-- A 12-year-old girl accused of helping to stab a friend 19 times to please a fictional character known as the Slender Man has been found for a second time to be not competent for trial, but prosecutors have asked for a third test on her mental status.
Morgan Geyser must undergo a third evaluation requested by the prosecution to determine if she has a mental disease or defect that could affect the case.
Geyser and Anissa Weier, both 12, made separate appearances in court today. They are charged with first degree attempted murder and the shackles on their wrists could be heard jangling as they entered and exited the courtroom.
The pre-teens are charged in the alleged stabbing of a friend May 31. Authorities said the girls admitted assaulting their friend as a means to please the Slender Man, a faceless fictional character.
Geyser’s legal team ordered a private psychological evaluation following the attack which concluded she was not competent to assist in her defense.
"We were seeing things that just didn’t make sense and hearing things that just didn’t make sense,” her attorney Anthony Cotton told ABC News.
The court ordered a second test froYour text to link...m a different doctor, the results of which were shared in court today.
Cotton said that if the prosecution accepted the findings from the court-ordered exam, Geyser would be sent to a mental institution to undergo treatment that could potentially determine if she has a mental condition.
Instead, she remains in jail because the prosecution has ordered a test to determine her mental state at the time of the attack, which is called an ‘NGI’ test because it is commonly used in conjunction with ‘not guilty by reason of insanity’ pleas, the lawyer said.
“They don’t know what the diagnosis is," Cotton said. "It may be something they’ve never seen before... We’re losing precious time because the state’s doctors could be evaluating her and talking to her about who her imaginary friends are.”
Geyser was the first of the two girls to appear in the Waukesha County Courthouse this morning and she was accompanied by her attorneys Donna Kuchler and Anthony Cotton.
Her mother cried silently from a seat in the courtroom when Geyser appeared in court.
Geyser had a long braid on the right side of her face that she fidgeted with throughout the hearing.
Weier appeared in a separate hearing. Her father was in the courtroom but remained stoic during the brief hearing.
Weier's attorneys had not ordered a competency evaluation, so her hearing was focused on logistical issues between her legal team and the court.
Her public defender, Joseph Smith Jr., said he was reserving his ability to request a competency hearing at a later date.
Geyser and Weier are being tried as adults because Wisconsin law dictates that anyone above the age of 10 charged with first degree murder or attempted murder will not be considered juveniles.
The 12-year-old victim, who has not been identified because of her age, was said to have nearly died from her wounds but has since been released from hospital and her parents have released new details about her recovery.
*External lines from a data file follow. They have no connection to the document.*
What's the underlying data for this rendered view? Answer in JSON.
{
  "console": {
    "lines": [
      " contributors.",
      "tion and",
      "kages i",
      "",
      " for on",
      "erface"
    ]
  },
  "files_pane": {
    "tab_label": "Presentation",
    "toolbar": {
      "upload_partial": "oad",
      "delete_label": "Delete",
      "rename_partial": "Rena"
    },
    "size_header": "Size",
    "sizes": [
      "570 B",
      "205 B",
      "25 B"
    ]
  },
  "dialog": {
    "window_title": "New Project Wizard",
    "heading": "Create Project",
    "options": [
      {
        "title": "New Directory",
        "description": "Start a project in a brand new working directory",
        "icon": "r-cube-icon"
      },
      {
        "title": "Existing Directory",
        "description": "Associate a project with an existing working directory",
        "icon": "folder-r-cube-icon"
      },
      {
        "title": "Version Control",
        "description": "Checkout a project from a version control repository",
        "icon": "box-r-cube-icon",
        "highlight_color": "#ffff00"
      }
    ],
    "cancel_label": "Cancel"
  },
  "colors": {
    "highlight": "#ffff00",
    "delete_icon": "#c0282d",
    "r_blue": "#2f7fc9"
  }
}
"She continues to amaze us in her ability to persevere and move forward – taking one day at a time," they said in a statement their family spokesman Stephen Lyons shared with ABC News today. "Much of our strength comes from knowing that there is so much 'good' coming from so many people, and we continue to witness this firsthand from the compassion given to our little girl from around the world."
"Both the mother, father, little girl and her brother are working with professionals to not only deal with the little girl's physical injuries but her emotional ones as well," Lyons said. "They are so thankful for the support for their medical bills. That's why the GoFundMe campaign is so important and special to this family."
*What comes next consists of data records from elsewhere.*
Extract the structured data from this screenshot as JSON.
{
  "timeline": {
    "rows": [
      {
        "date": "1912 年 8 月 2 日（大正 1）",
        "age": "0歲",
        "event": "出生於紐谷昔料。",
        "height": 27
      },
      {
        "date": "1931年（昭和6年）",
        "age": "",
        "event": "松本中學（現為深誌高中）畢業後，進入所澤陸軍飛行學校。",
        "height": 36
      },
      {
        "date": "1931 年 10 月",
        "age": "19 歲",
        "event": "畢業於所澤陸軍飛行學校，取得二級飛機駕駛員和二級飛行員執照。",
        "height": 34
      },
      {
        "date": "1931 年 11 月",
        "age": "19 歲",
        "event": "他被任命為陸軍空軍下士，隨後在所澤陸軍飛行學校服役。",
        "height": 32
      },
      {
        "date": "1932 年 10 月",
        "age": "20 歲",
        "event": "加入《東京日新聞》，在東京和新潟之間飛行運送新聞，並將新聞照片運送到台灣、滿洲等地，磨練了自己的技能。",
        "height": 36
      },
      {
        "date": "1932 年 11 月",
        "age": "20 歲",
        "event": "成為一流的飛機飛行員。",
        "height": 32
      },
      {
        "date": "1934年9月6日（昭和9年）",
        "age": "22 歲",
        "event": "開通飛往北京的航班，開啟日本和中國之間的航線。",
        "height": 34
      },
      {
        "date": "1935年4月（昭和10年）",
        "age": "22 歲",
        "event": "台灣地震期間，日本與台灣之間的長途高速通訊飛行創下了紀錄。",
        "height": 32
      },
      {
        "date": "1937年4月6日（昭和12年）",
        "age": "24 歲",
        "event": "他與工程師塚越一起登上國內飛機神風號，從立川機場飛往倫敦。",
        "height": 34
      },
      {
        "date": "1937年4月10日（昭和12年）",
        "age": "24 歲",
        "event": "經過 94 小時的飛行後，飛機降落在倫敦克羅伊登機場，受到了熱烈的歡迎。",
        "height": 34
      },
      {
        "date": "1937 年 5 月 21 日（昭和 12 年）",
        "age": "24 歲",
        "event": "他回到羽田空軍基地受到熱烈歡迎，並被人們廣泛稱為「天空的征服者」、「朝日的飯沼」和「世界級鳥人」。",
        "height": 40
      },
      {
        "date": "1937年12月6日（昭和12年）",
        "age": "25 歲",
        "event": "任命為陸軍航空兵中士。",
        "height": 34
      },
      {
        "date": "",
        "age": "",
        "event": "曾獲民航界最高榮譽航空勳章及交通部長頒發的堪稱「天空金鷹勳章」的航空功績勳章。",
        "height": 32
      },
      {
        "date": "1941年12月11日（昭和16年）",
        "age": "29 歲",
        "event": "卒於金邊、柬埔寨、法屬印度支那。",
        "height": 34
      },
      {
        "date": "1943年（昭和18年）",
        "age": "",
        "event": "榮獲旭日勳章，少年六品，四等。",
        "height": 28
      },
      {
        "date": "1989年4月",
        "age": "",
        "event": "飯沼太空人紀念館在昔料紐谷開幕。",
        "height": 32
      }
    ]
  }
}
"The preliminary hearing won't take place for at least 30 days, and probably even later than that."